Hey, there! I taught at Texas A&M for 6 years, and I found that comedy helped me teach them every time. I would stand up on a table or bench in front of the class and start off by explaining that you only need to know 2 things about squatting, deadlifting, bent rows, etc. If you can just remember 2 things, that you will do it properly.
At that point, I would make everyone stand up and prepare them by saying, "I hope none of you are concerned about what other people think, because you are about to feel very silly. Just remember that everyone else around you is going to feel the same way. So, have fun with it.

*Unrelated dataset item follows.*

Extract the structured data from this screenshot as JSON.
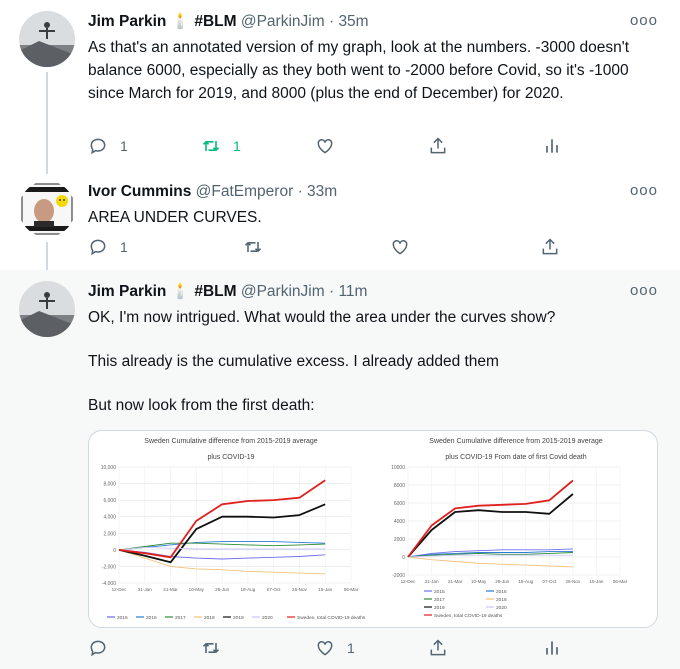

Then, I would turn sideways and give them a profile view. I always loudly declared, "The first thing to remember is your BUTT!" I'd reach back and slap my glutes, and then I'd stick my butt WAY OUT by tilting my pelvis. At this point, believe me, everyone is starting to smile and a few are laughing. Then, still in this ridiculous pose, I would exclaim, "The next thing to remember is your CHEST!". I'd take my fist, slap by chest, and then stick my chest WAY OUT and UP. So, at this point, I'm still standing upright, profile view, with a SERIOUS arch in my back...butt out and chest high! Again, laughter would ensue, and I would relax.
From there, I would turn to face them and say that it was their turn. Most would smile and look around. Still on top of the table and facing them, I would yell "Butt OUT", slap the butt, and push the butt back. Everyone would do it, and then I would yell "Chest OUT", slap my chest, and stick it out. Everyone does it and looks hilarious. I'd tell them to take their hands and feel their lower back. I'd ask if everyone could feel the tension in those muscles. Of course, everyone can when you're in that position, and then I would let them relax.

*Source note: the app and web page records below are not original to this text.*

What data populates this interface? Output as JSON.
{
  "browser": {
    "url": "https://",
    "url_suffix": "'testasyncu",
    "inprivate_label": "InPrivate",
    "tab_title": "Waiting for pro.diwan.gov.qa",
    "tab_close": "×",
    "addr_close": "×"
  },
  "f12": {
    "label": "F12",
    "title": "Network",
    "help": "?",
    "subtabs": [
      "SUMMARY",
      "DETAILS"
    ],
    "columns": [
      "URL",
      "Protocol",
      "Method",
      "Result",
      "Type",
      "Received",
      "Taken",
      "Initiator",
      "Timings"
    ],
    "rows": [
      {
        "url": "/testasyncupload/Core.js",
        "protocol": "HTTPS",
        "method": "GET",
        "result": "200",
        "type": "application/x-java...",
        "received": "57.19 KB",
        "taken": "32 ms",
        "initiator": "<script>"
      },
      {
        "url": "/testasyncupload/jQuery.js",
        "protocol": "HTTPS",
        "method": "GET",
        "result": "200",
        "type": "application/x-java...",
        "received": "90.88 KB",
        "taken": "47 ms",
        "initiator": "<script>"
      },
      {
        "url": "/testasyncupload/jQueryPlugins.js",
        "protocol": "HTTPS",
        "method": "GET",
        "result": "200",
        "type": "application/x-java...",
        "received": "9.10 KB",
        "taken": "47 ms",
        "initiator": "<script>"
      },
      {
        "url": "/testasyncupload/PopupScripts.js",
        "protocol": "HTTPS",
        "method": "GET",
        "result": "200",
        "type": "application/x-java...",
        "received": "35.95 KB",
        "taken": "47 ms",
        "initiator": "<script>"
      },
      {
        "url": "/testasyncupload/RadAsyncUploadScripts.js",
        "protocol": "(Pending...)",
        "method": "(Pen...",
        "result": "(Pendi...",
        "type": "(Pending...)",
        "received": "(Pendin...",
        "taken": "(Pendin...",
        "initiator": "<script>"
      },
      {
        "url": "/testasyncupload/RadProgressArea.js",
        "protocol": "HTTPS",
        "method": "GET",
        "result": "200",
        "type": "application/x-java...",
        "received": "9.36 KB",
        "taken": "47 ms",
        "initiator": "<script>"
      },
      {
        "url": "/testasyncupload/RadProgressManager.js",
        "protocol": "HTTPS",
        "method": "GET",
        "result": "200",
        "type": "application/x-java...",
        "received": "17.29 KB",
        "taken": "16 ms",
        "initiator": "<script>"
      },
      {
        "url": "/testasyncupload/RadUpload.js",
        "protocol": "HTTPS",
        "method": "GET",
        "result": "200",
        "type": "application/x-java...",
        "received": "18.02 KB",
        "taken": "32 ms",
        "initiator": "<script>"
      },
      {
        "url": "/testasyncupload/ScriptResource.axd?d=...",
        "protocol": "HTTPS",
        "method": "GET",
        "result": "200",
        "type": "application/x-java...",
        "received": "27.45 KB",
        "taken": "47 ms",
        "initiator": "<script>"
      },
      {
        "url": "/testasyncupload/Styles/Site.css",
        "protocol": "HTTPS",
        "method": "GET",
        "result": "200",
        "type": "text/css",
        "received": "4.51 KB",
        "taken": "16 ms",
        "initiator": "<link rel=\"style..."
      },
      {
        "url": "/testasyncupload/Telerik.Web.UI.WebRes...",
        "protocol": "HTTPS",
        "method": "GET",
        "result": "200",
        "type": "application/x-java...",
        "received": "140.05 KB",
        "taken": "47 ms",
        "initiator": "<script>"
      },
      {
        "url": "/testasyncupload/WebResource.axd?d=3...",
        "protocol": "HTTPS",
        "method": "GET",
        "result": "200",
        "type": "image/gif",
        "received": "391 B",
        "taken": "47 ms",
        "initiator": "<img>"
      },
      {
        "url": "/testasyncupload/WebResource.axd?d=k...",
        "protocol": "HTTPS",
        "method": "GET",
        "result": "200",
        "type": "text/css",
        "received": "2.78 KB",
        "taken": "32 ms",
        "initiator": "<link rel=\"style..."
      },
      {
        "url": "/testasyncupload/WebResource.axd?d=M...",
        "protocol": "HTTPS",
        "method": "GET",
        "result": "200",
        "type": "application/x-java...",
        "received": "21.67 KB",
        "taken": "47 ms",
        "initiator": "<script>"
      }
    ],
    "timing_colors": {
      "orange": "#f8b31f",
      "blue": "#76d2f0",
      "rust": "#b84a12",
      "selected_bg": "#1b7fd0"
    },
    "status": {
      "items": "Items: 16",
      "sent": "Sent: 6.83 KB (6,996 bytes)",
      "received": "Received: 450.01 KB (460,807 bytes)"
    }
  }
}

(Sorry this is getting long)
From there, we would squat. I would ask them, "What are the two things to remember?" They responded "butt and chest". AS they would say that, I turned to profile view again. I would repeat "Butt first" and start pushing my hips back. Then I would say "chest up" and start descending into a squat. It worked every time. From that point, I would have them do about 5-10 and watch. I'm telling you...rarely would anyone of them do it wrong.

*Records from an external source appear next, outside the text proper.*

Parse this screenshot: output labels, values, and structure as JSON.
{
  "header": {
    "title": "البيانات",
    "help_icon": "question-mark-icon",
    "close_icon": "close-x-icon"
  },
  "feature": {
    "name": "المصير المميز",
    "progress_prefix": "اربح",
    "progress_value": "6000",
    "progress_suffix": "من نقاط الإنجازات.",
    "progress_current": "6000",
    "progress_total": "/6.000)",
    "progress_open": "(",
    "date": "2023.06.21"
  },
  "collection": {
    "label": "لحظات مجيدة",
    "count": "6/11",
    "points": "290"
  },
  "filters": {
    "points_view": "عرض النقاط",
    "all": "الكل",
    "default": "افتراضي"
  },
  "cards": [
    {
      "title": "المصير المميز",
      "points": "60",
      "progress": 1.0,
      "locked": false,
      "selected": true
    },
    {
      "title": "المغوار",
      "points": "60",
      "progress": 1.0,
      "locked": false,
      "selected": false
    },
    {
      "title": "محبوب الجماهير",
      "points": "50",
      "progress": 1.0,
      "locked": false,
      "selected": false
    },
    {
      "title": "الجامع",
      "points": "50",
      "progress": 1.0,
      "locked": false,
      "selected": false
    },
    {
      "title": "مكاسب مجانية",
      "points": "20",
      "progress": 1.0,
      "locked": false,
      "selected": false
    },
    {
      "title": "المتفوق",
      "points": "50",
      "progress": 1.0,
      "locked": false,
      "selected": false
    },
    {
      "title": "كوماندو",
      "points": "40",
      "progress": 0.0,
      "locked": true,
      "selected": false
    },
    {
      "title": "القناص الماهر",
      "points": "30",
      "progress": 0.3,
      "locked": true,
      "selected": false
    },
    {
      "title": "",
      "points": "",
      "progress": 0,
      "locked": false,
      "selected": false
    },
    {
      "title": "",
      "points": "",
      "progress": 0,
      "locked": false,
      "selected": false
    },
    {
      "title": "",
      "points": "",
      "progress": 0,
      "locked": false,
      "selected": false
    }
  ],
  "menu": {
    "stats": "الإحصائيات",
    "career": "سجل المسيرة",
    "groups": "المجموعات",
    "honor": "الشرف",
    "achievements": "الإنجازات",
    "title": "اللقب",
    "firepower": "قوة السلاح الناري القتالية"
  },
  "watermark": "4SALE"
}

To elaborate on it, I would show the 2 most common mistakes. First, I would descend into a squat (profile view), with my knees way past the front of my toes. It looks ridiculous, and so I'd ask what was wrong and how to fix it. Usually, someone would say something about the butt, but if they didn't, I would just remind them, "what is the first thing to remember?" and they would answer "butt". As they would say it, I would stick my butt WAY back again and be in a great squat position. They would laugh, but they would UNDERSTAND. That is when I would also show the difference between the weight in the heels and the weight in the toes.
The second common mistake would be demonstrated by going down into a squat with my chest and head down. I would ask what the second thing to remember is, and they would say "chest". As they replied, I would lift my chest up. Worked every time.
So, with that in their brain, it was a snap to teach the deadlift. 1) "Bend over and touch the bar with your shins right next to it". 2) "Stick your butt out". 3) "Lift your chest up" BOOM! 95% of the time = Deadlift position...magic!
For the bent row, I would stand straight up holding the bar at the top of the deadlift positon. I'd show them a few times and then explain how to get into position. "What's the first thing to remember?" "The butt". I'd respond with "push your butt BACK". If I saw any of them doing it wrong, it was easy to fix. I'd say "no, you're bending FORWARD. I want you to push your BUTT BACKWARD." 9 times out of 10, that fixed it. Finally, I'd remind them to keep their chest up.
Oversimplified? Heck, yes. Does it work? Dang near EVERY time. For those that don't, they are probably a kinesthetic learner and need touched or placed into position. I've taught over 2000 students these lifts and can't recall someone that didn't finally "get it".
Finally, I have only one more thing to say: this teaching technique will be even more effective and "memorable" coming from a female, for various and obvious reasons. Have fun with it!